Dario Acosta

In the opera world, Isabel Leonard is as good as it gets. With a forthcoming stint at the Metropolitan Opera, the talented songstress with a booming voice continues to perfect her craft.

Isabel Leonard is a musical star on the rise. A 32-year-old New York City native, she represents the new voice and face of opera. Whether it’s guest-­performing with operas in San Francisco, Dallas, Chicago, Vienna and others; making a guest appearance on Sesame Street; being photographed for Vogue; or traveling to American classrooms extolling the virtues of opera to high school students, Leonard has become a true ambassador for the art form.

“Those are all opportunities to try to show that opera singers are totally normal people,” says Leonard, who performs on Aug. 2 at the Aspen Music Festival and School, and Sept. 22 through Oct. 25 at the Metropolitan Opera in New York in Le Nozze di Figa­ro (The Marriage of ­Figaro). “Ultimately, my biggest desire is to open up opera to everyone.
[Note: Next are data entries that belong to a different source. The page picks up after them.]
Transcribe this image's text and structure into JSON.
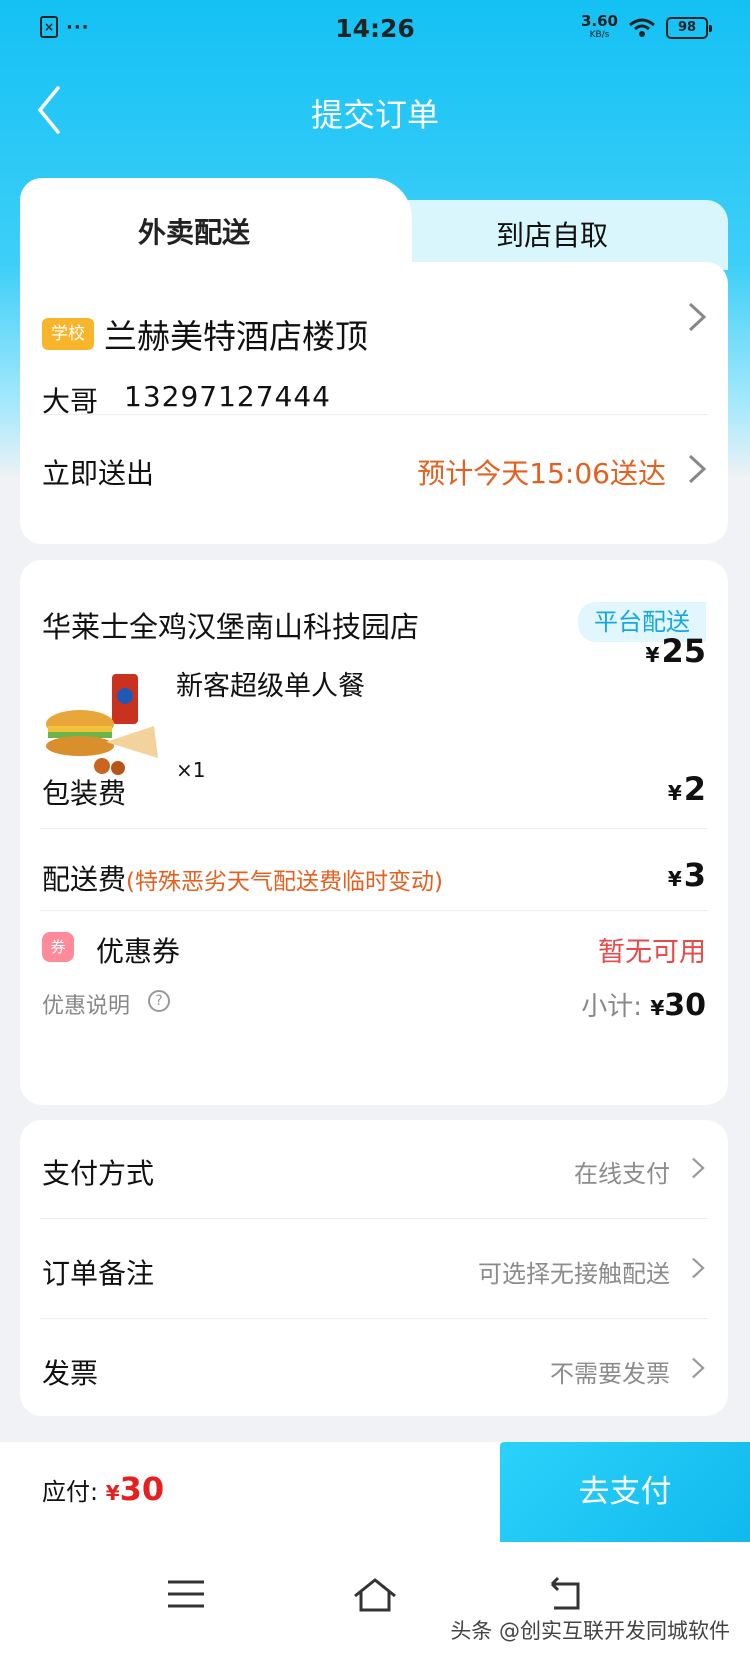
{
  "status_bar": {
    "time": "14:26",
    "speed": "3.60",
    "speed_unit": "KB/s",
    "battery": "98"
  },
  "header": {
    "title": "提交订单"
  },
  "tabs": [
    {
      "label": "外卖配送",
      "active": true
    },
    {
      "label": "到店自取",
      "active": false
    }
  ],
  "address": {
    "tag": "学校",
    "name": "兰赫美特酒店楼顶",
    "contact": "大哥",
    "phone": "13297127444"
  },
  "delivery": {
    "label": "立即送出",
    "eta": "预计今天15:06送达"
  },
  "order": {
    "shop": "华莱士全鸡汉堡南山科技园店",
    "delivery_badge": "平台配送",
    "item": {
      "name": "新客超级单人餐",
      "qty": "×1",
      "price": "25"
    },
    "packaging": {
      "label": "包装费",
      "price": "2"
    },
    "delivery_fee": {
      "label": "配送费",
      "note": "(特殊恶劣天气配送费临时变动)",
      "price": "3"
    },
    "coupon": {
      "icon_text": "券",
      "label": "优惠券",
      "value": "暂无可用"
    },
    "discount_desc": "优惠说明",
    "subtotal_label": "小计:",
    "subtotal": "30",
    "currency": "¥"
  },
  "options": [
    {
      "label": "支付方式",
      "value": "在线支付"
    },
    {
      "label": "订单备注",
      "value": "可选择无接触配送"
    },
    {
      "label": "发票",
      "value": "不需要发票"
    }
  ],
  "footer": {
    "due_label": "应付:",
    "due_amount": "30",
    "pay_button": "去支付"
  },
  "watermark": "头条 @创实互联开发同城软件",
  "colors": {
    "brand": "#14c1f4",
    "eta": "#e5601f",
    "price_red": "#e62020",
    "school_badge": "#f7b52c"
  }
}
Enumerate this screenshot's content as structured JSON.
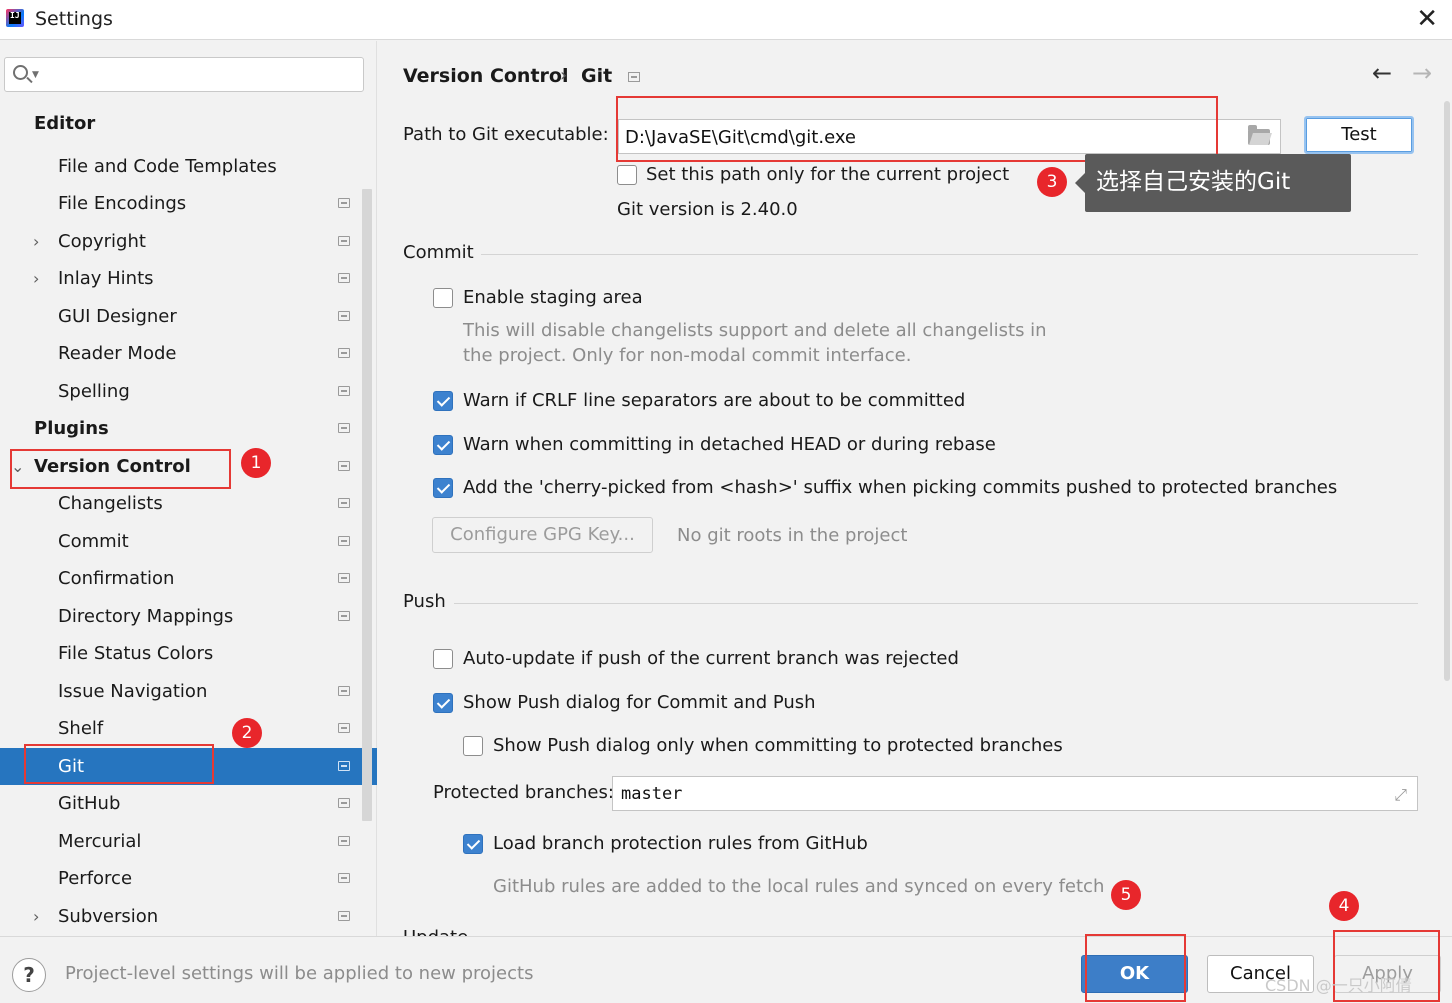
{
  "window": {
    "title": "Settings",
    "close": "✕"
  },
  "sidebar": {
    "search": {
      "placeholder": "",
      "value": ""
    },
    "items": [
      {
        "label": "Editor",
        "level": "top"
      },
      {
        "label": "File and Code Templates"
      },
      {
        "label": "File Encodings"
      },
      {
        "label": "Copyright",
        "expandable": true
      },
      {
        "label": "Inlay Hints",
        "expandable": true
      },
      {
        "label": "GUI Designer"
      },
      {
        "label": "Reader Mode"
      },
      {
        "label": "Spelling"
      },
      {
        "label": "Plugins",
        "level": "top"
      },
      {
        "label": "Version Control",
        "level": "top",
        "expanded": true
      },
      {
        "label": "Changelists"
      },
      {
        "label": "Commit"
      },
      {
        "label": "Confirmation"
      },
      {
        "label": "Directory Mappings"
      },
      {
        "label": "File Status Colors"
      },
      {
        "label": "Issue Navigation"
      },
      {
        "label": "Shelf"
      },
      {
        "label": "Git",
        "selected": true
      },
      {
        "label": "GitHub"
      },
      {
        "label": "Mercurial"
      },
      {
        "label": "Perforce"
      },
      {
        "label": "Subversion",
        "expandable": true
      }
    ]
  },
  "main": {
    "breadcrumb": {
      "parent": "Version Control",
      "sep": "›",
      "current": "Git"
    },
    "nav": {
      "back": "←",
      "forward": "→"
    },
    "path": {
      "label": "Path to Git executable:",
      "value": "D:\\JavaSE\\Git\\cmd\\git.exe",
      "test_button": "Test",
      "current_project_only": "Set this path only for the current project",
      "version": "Git version is 2.40.0"
    },
    "commit": {
      "header": "Commit",
      "staging": "Enable staging area",
      "staging_note_1": "This will disable changelists support and delete all changelists in",
      "staging_note_2": "the project. Only for non-modal commit interface.",
      "warn_crlf": "Warn if CRLF line separators are about to be committed",
      "warn_detached": "Warn when committing in detached HEAD or during rebase",
      "cherry_pick": "Add the 'cherry-picked from <hash>' suffix when picking commits pushed to protected branches",
      "gpg_button": "Configure GPG Key...",
      "gpg_note": "No git roots in the project"
    },
    "push": {
      "header": "Push",
      "auto_update": "Auto-update if push of the current branch was rejected",
      "show_dialog": "Show Push dialog for Commit and Push",
      "show_dialog_protected": "Show Push dialog only when committing to protected branches",
      "protected_label": "Protected branches:",
      "protected_value": "master",
      "load_rules": "Load branch protection rules from GitHub",
      "rules_note": "GitHub rules are added to the local rules and synced on every fetch"
    },
    "update_header": "Update"
  },
  "footer": {
    "help": "?",
    "note": "Project-level settings will be applied to new projects",
    "ok": "OK",
    "cancel": "Cancel",
    "apply": "Apply"
  },
  "annotations": {
    "badges": [
      "1",
      "2",
      "3",
      "4",
      "5"
    ],
    "tooltip": "选择自己安装的Git",
    "watermark": "CSDN @一只小阿倩"
  },
  "colors": {
    "selection": "#2675bf",
    "checkbox": "#3d82cf",
    "annotation": "#e53935"
  }
}
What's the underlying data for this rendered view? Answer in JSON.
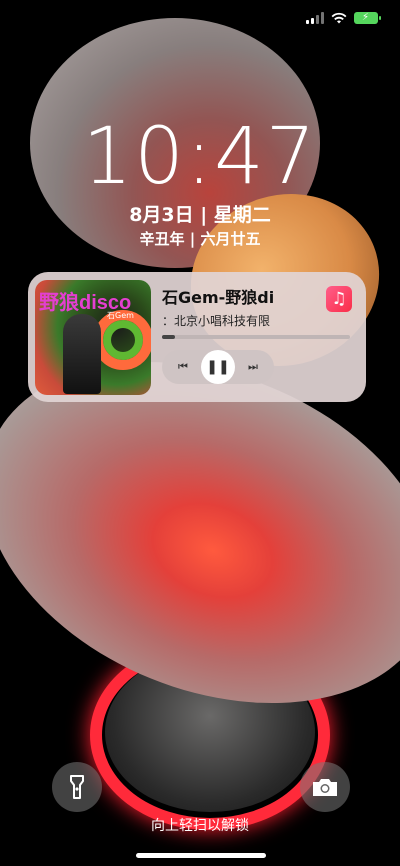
{
  "clock": {
    "time": "10:47",
    "date": "8月3日 | 星期二",
    "lunar": "辛丑年 | 六月廿五"
  },
  "music": {
    "album_title": "野狼disco",
    "album_subtitle": "石Gem",
    "song_title": "石Gem-野狼di",
    "artist": "：北京小唱科技有限",
    "progress": 0.07,
    "controls": {
      "previous": "⏮",
      "pause": "❚❚",
      "next": "⏭"
    },
    "app_icon": "♫"
  },
  "status": {
    "battery_charging": "⚡"
  },
  "bottom": {
    "hint": "向上轻扫以解锁",
    "flashlight_icon": "flashlight-icon",
    "camera_icon": "camera-icon"
  }
}
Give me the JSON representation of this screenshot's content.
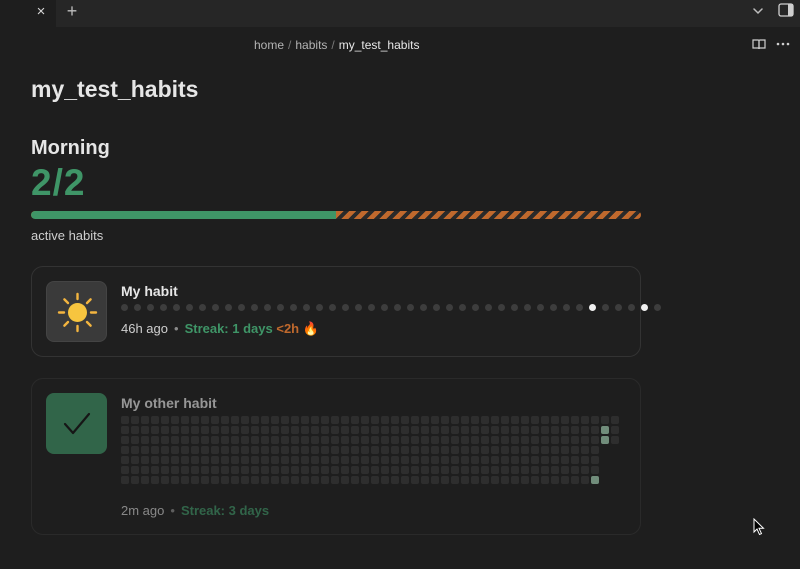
{
  "tabs": {
    "close_glyph": "×",
    "new_glyph": "+"
  },
  "breadcrumb": {
    "items": [
      "home",
      "habits",
      "my_test_habits"
    ],
    "separator": "/"
  },
  "page": {
    "title": "my_test_habits"
  },
  "group": {
    "title": "Morning",
    "counter": "2/2",
    "progress_fraction": 0.5,
    "label": "active habits"
  },
  "habits": [
    {
      "name": "My habit",
      "icon": "sun-icon",
      "last": "46h ago",
      "bullet": "•",
      "streak": "Streak: 1 days",
      "since": "<2h",
      "flame": "🔥",
      "dots_total": 42,
      "dots_on": [
        36,
        40
      ]
    },
    {
      "name": "My other habit",
      "icon": "check-icon",
      "last": "2m ago",
      "bullet": "•",
      "streak": "Streak: 3 days"
    }
  ],
  "colors": {
    "accent_green": "#3f9567",
    "accent_orange": "#c0692d",
    "background": "#1e1e1e"
  }
}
To remind them that we all love being told a good story — and that’s what opera is: great, dramatic, heartbreaking stories. And on top of it, there’s also this great music.”

Leonard speaks with the pure passion of a convert. “I was not raised loving opera,” she says. “In fact, I hated it as a kid — I didn’t want to have anything to do with it. … I grew up listening to Frank Sinatra, Ella ­Fitzgerald, Etta James and Sarah Vaughan, that whole generation of singers, and watching the movies of Gene Kelly and Fred Astaire. That was what I was most ­attracted to: In high school, I was singing in jazz band and doing musical theater.”

But Leonard ultimately found her ­calling as an opera diva, going on to get her bachelor’s and master’s degrees at the Juilliard School. Since making her debut with the Metropolitan Opera in their 2007 production of Roméo et Juliette, Leonard has become one of the genre’s brightest stars. She’s won a series of prestigious awards, performed with companies all over the world and has bookings for the next four years.

“It’s a totally nomadic existence,” admits Leonard, the mother of an infant son named Teo. “I like to travel and be in these ­different cities; I’ve gotten accustomed to it. But I wouldn’t say it’s the easiest way to have a life. It’s tricky because I have a son with me who I’m raising, and I’m constantly organizing my time so that I’m with him.”

Although she’s gained a strong foothold in the opera world, Leonard isn’t content to rest. “You never stop learning. Opera’s a craft like any other artistic craft. Not only do you learn more as you go along, but you learn more as you yourself develop and ­mature.”